Acute malnutrition: In November 2022, the Amhara region Emergency Nutrition Coordination Unit (ENCU) carried out a rapid nutrition and health assessment in Raya Kobo woreda. The result showed a proxy GAM rate of 40.6 percent among children under five years of age. The study also identified 79 percent of pregnant and lactating women as malnourished. It is likely that since November, levels of acute malnutrition have declined due to some resumption of health services, scale-up of humanitarian assistance related to the decline in conflict and households started to access food from own production.

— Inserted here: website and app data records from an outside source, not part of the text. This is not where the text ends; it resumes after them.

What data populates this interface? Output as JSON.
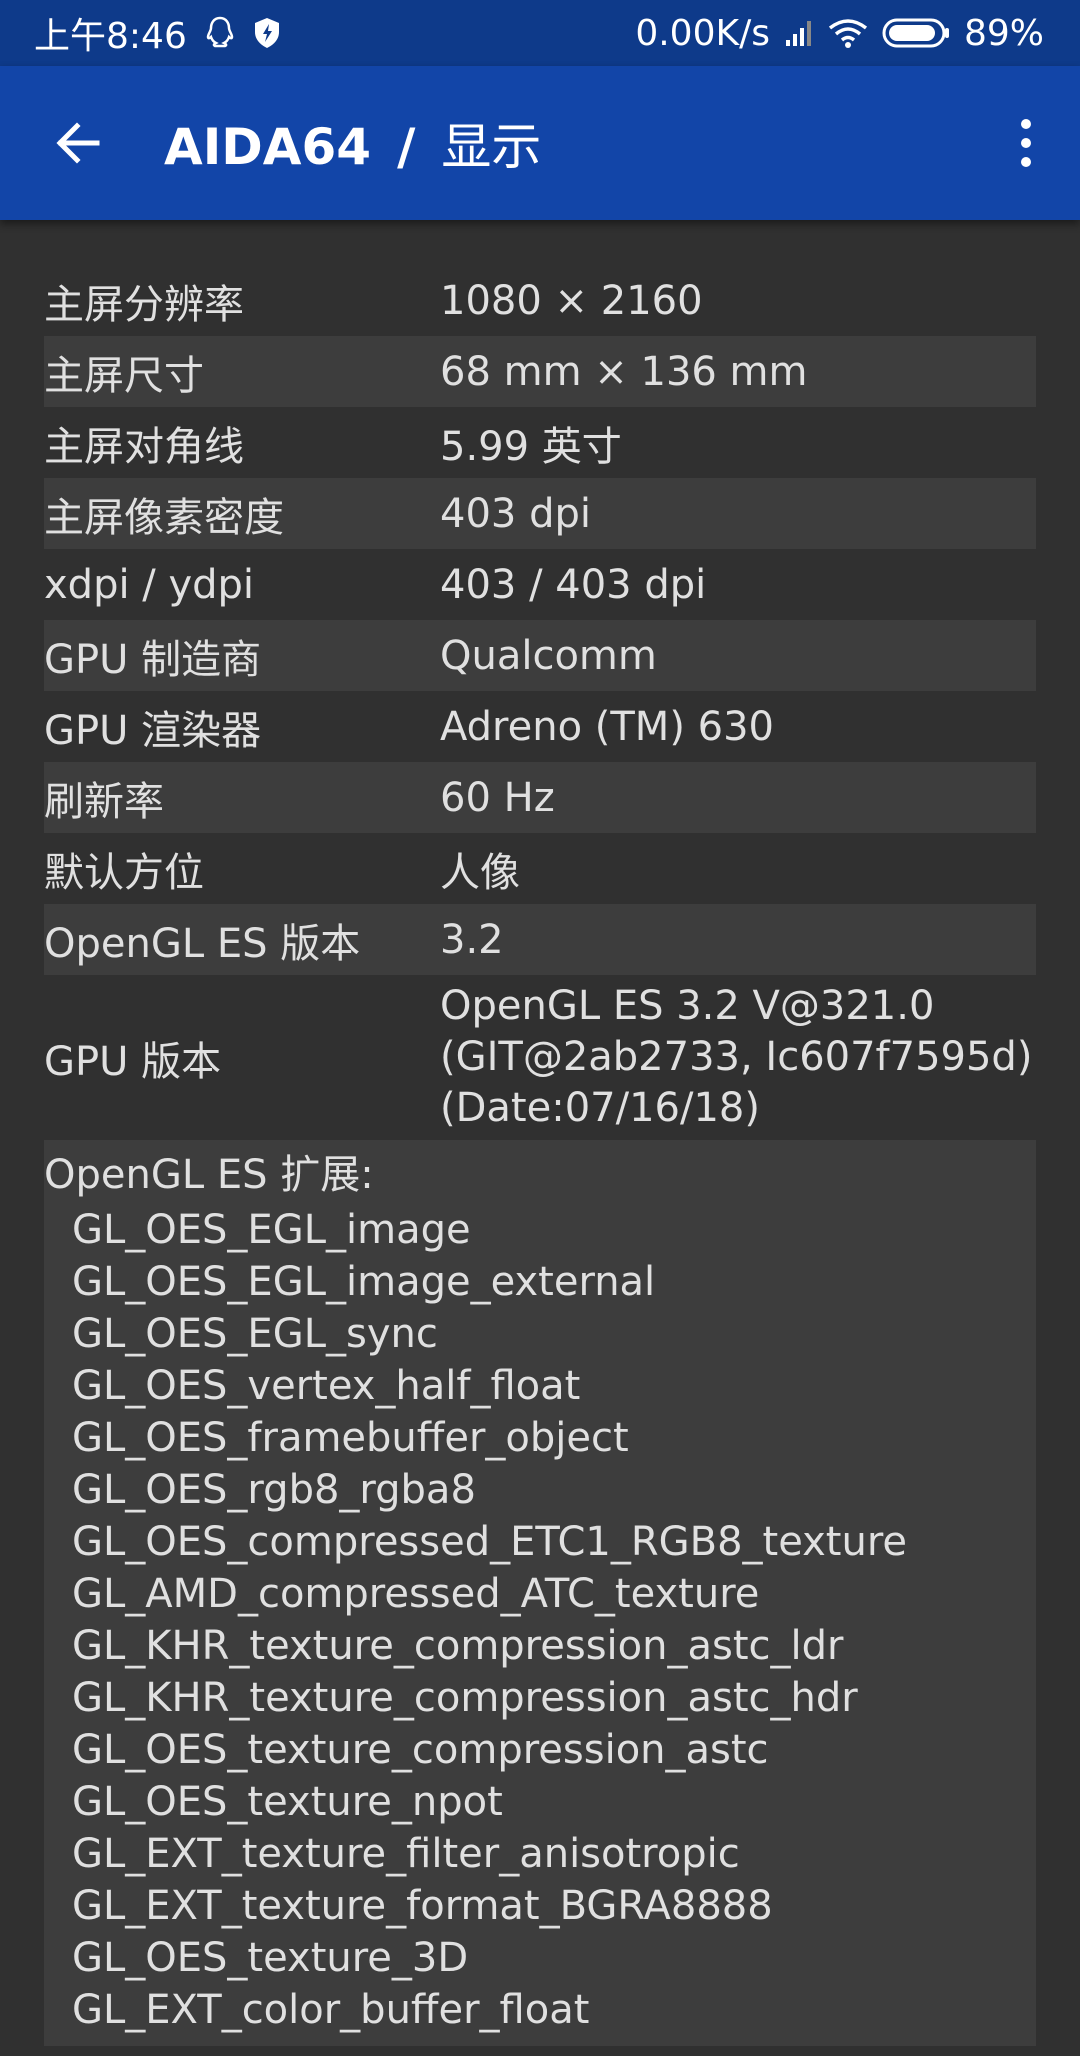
{
  "status_bar": {
    "time": "上午8:46",
    "network_speed": "0.00K/s",
    "battery": "89%"
  },
  "toolbar": {
    "app_name": "AIDA64",
    "separator": "/",
    "section": "显示"
  },
  "rows": [
    {
      "label": "主屏分辨率",
      "value": "1080 × 2160"
    },
    {
      "label": "主屏尺寸",
      "value": "68 mm × 136 mm"
    },
    {
      "label": "主屏对角线",
      "value": "5.99 英寸"
    },
    {
      "label": "主屏像素密度",
      "value": "403 dpi"
    },
    {
      "label": "xdpi / ydpi",
      "value": "403 / 403 dpi"
    },
    {
      "label": "GPU 制造商",
      "value": "Qualcomm"
    },
    {
      "label": "GPU 渲染器",
      "value": "Adreno (TM) 630"
    },
    {
      "label": "刷新率",
      "value": "60 Hz"
    },
    {
      "label": "默认方位",
      "value": "人像"
    },
    {
      "label": "OpenGL ES 版本",
      "value": "3.2"
    }
  ],
  "gpu_version": {
    "label": "GPU 版本",
    "lines": [
      "OpenGL ES 3.2 V@321.0",
      "(GIT@2ab2733, Ic607f7595d)",
      "(Date:07/16/18)"
    ]
  },
  "extensions": {
    "title": "OpenGL ES 扩展:",
    "items": [
      "GL_OES_EGL_image",
      "GL_OES_EGL_image_external",
      "GL_OES_EGL_sync",
      "GL_OES_vertex_half_float",
      "GL_OES_framebuffer_object",
      "GL_OES_rgb8_rgba8",
      "GL_OES_compressed_ETC1_RGB8_texture",
      "GL_AMD_compressed_ATC_texture",
      "GL_KHR_texture_compression_astc_ldr",
      "GL_KHR_texture_compression_astc_hdr",
      "GL_OES_texture_compression_astc",
      "GL_OES_texture_npot",
      "GL_EXT_texture_filter_anisotropic",
      "GL_EXT_texture_format_BGRA8888",
      "GL_OES_texture_3D",
      "GL_EXT_color_buffer_float"
    ]
  }
}
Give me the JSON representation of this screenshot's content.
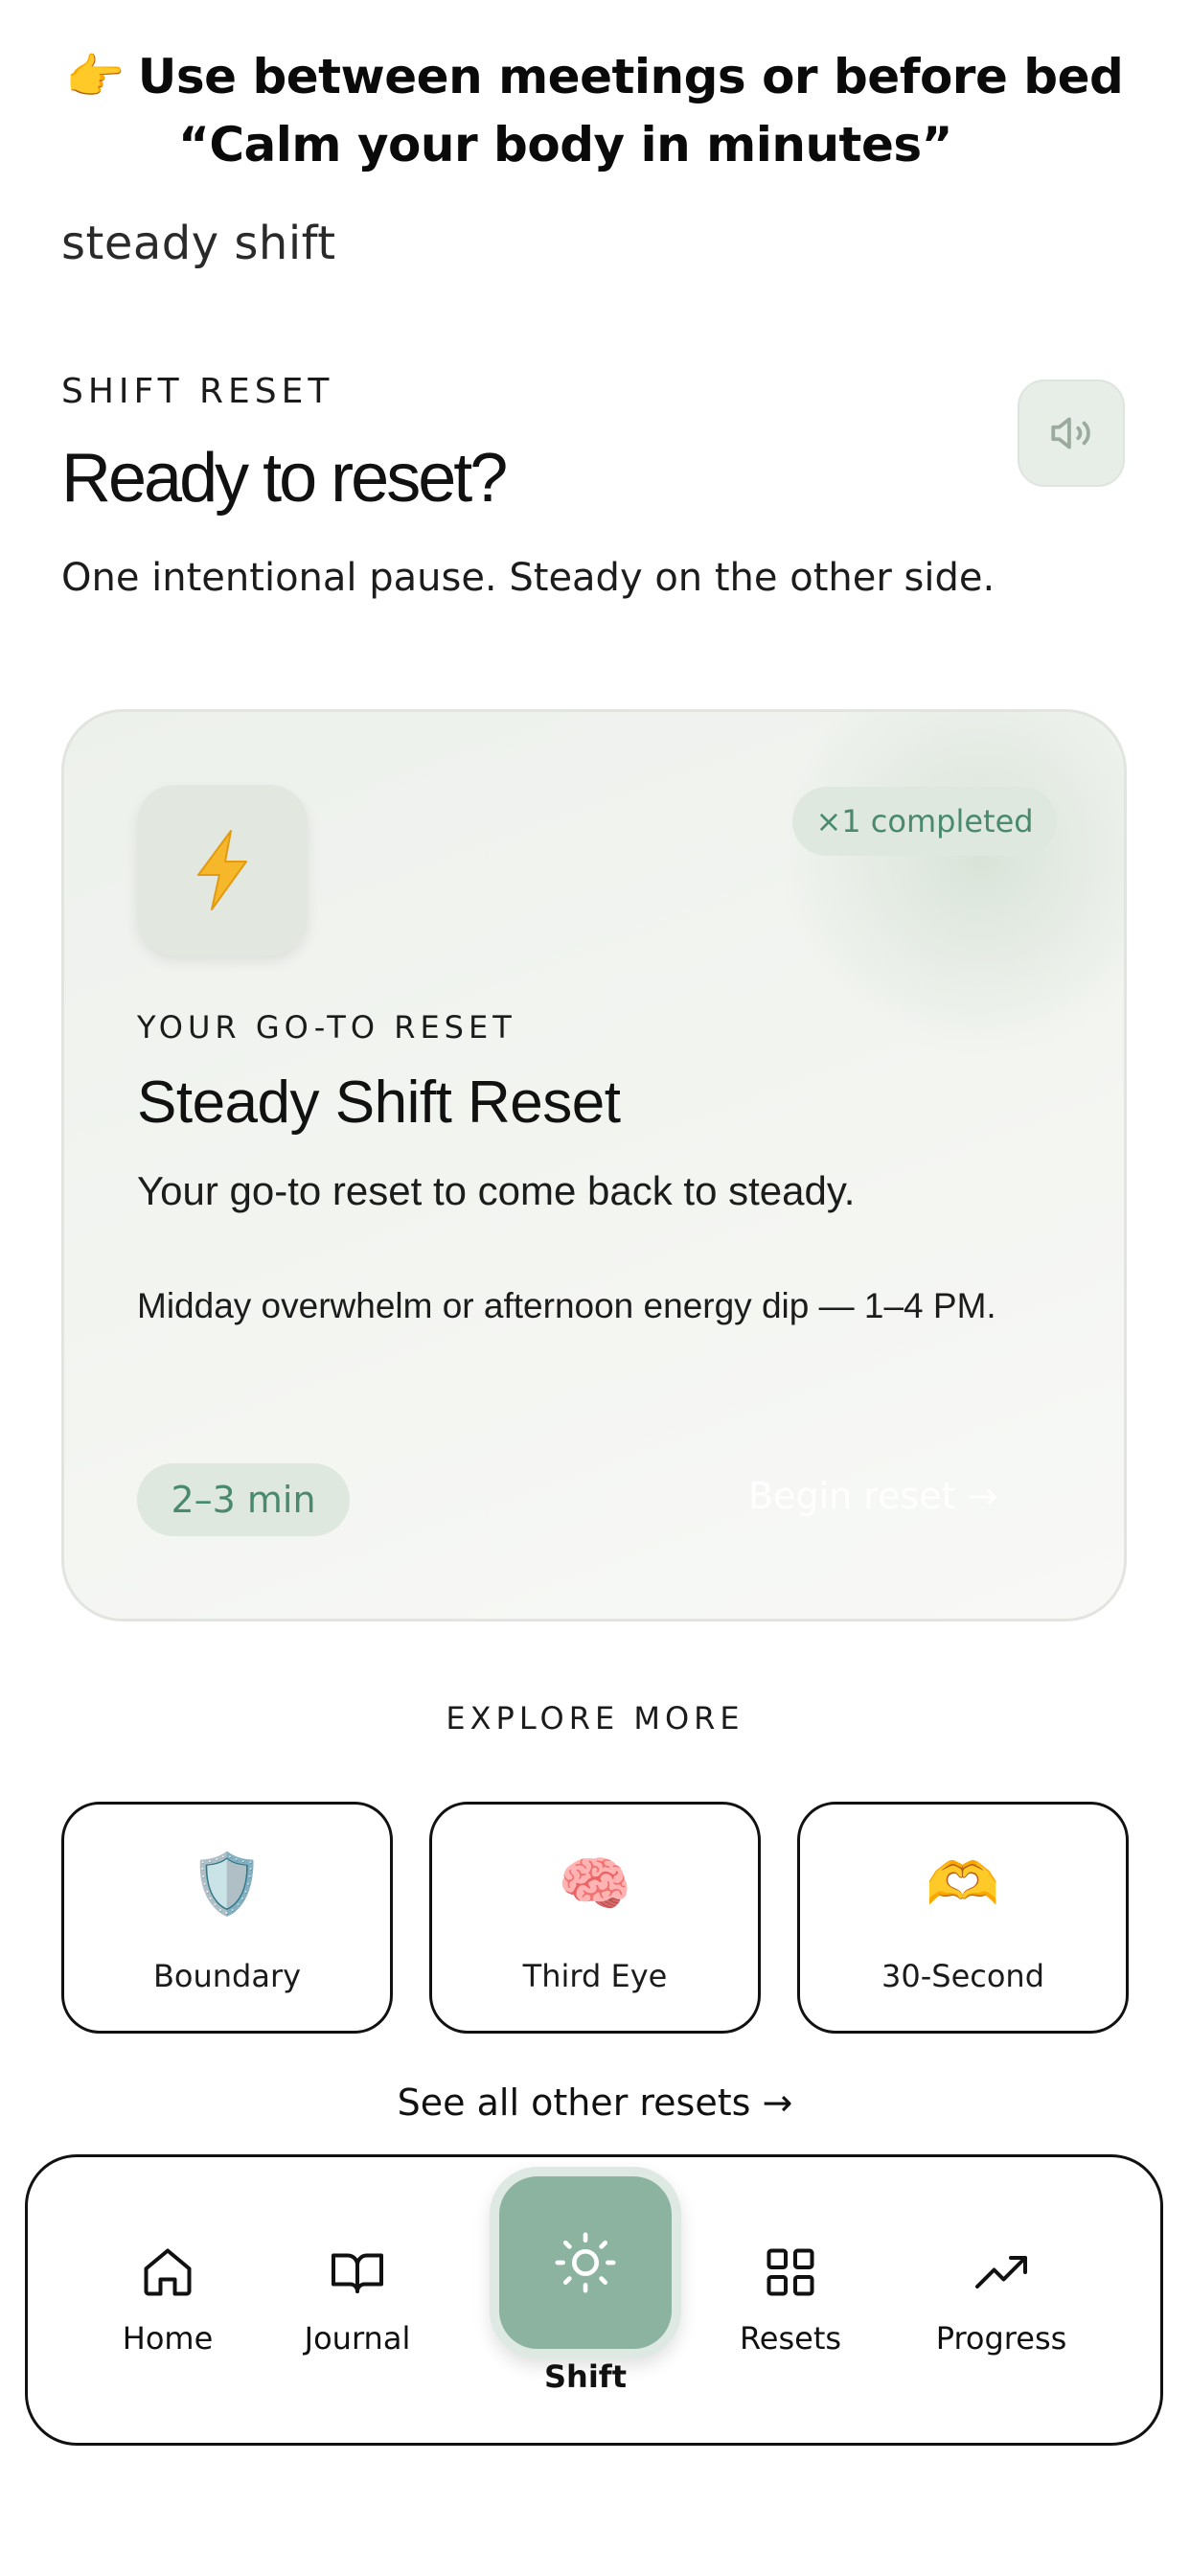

Current food security outcomes: Households are currently consuming what is left of the crops they harvested, if they have any food stocks remaining at all. It is likely most households will have little to no food stocks left by the end of February or, at the latest, by the end of March. At the same time, most poor households have few to no livestock left to sell for income due to the losses incurred during the conflict. However, income from agricultural and labor income are seasonally available and poor households are being targeted with ongoing humanitarian food assistance to prevent food consumption deficits. Food assistance, coupled with other food and income sources, are allowing households to meet their kilocalorie needs, but they lack resources to cover their essential non-food needs. Stressed! (IPC Phase 2!) outcomes are currently assessed in Raya Kobo. It is likely that some households continue to face Crisis (IPC Phase 3) outcomes.
The assumptions for this area of concern are covered in the national overview.
Most Likely Food Security Outcomes
During the entire scenario period, poor households in Raya Kobo are expected to rely on humanitarian food assistance to mitigate widening food consumption deficits. Poor households in Raya Kobo woreda are likely to have exhausted food from their own stocks and will mainly rely on food from purchases to meet their food requirements. However, access to cash income is likely to be well below normal, as livelihoods and assets are not expected to returned to pre-conflict levels during the scenario period. Although, households will be able to access some labor activities for income with upcoming belg and meher harvests. In addition, expected increases in staple food prices will likely drive low household purchasing power. Households are expected to have increased difficulty accessing food due to the low purchasing power and limited food stocks. Humanitarian assistance is expected to prevent large food consumption deficits and households severely eroding their livelihoods, driving Crisis! (IPC Phase 3!) outcomes.
This statement is in relation to the 2014-2023 for which FEWS NET has comparable national needs estimates. Prior to 2023, the highest recorded needs in this time period were in 2022 due to conflict and extreme drought.
This statement is in relation to the 2014-2023 for which FEWS NET has comparable national needs estimates. Prior to 2023, the highest recorded needs in this time period were in 2022 due to conflict and extreme drought.
To project food security outcomes, FEWS NET develops a set of assumptions about likely events, their effects, and the probable responses of various actors. FEWS NET analyzes these assumptions in the context of current conditions and local livelihoods to arrive at a most likely scenario for the coming eight months. Learn more here.